[Data provided]
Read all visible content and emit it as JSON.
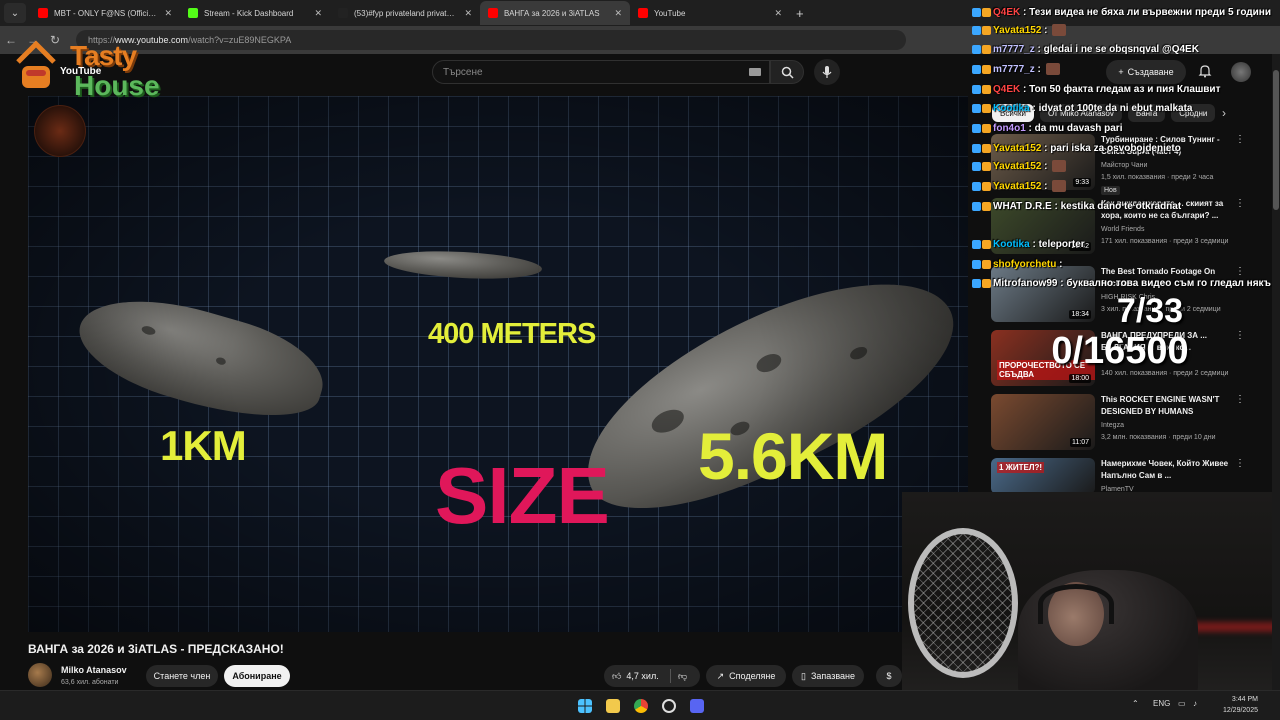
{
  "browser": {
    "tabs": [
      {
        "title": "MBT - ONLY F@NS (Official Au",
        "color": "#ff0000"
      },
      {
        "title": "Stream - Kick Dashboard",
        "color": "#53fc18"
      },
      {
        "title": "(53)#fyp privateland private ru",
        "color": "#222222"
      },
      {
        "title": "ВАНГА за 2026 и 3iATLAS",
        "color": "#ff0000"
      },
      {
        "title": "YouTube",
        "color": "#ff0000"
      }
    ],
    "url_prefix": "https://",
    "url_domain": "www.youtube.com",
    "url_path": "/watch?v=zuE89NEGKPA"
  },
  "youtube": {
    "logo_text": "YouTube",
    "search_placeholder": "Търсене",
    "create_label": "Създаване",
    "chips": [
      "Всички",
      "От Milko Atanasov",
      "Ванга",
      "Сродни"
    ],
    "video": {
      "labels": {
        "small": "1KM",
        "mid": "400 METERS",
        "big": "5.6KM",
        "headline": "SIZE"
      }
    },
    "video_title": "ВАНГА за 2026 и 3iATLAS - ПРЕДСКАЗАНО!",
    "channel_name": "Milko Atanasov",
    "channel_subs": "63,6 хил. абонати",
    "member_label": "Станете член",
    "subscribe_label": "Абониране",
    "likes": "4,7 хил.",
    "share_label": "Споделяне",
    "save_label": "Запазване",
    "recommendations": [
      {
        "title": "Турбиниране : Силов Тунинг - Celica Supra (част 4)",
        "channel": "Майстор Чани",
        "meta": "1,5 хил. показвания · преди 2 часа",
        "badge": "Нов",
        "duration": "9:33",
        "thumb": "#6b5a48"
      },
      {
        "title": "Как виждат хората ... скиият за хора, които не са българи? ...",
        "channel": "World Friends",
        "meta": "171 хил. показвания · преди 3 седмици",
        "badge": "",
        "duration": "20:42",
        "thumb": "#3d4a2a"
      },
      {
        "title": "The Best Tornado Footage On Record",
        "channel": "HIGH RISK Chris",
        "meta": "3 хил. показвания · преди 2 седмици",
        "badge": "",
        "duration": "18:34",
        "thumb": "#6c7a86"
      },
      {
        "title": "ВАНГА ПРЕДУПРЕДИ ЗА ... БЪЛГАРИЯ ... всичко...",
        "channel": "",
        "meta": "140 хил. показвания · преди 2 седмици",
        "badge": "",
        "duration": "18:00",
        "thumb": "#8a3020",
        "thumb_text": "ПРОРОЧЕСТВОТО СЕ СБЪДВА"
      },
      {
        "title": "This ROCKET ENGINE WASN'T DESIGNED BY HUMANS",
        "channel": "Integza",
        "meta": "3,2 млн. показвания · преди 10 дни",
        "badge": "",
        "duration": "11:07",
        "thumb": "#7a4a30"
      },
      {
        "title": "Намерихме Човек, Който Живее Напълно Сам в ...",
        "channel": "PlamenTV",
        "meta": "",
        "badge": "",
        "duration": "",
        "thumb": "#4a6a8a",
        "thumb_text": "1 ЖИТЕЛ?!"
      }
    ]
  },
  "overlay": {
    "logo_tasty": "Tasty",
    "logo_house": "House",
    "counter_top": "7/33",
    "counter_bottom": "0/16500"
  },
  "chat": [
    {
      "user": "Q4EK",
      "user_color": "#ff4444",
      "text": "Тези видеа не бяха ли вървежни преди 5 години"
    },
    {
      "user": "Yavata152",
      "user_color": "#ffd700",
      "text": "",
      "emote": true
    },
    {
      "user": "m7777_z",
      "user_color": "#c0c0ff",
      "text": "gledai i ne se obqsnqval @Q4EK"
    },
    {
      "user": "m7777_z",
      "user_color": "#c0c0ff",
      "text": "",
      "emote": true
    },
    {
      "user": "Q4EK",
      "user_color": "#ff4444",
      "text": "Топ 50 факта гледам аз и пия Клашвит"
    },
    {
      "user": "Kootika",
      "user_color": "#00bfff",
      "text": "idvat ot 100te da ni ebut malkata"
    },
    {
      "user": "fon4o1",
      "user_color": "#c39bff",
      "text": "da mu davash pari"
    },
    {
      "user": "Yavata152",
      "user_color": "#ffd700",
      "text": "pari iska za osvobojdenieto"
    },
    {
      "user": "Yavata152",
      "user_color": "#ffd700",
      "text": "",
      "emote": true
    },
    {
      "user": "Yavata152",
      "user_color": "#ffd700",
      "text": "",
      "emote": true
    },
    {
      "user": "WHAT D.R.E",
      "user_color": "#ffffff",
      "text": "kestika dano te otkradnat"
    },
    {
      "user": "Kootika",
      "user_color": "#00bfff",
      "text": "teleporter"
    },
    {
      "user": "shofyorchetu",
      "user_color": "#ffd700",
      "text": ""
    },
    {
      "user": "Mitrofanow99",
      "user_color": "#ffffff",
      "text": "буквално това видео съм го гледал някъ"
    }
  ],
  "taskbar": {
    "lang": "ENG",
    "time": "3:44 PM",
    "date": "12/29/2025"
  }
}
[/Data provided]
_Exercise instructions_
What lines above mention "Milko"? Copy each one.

_Task response_
      "От Milko Atanasov",
    "channel_name": "Milko Atanasov",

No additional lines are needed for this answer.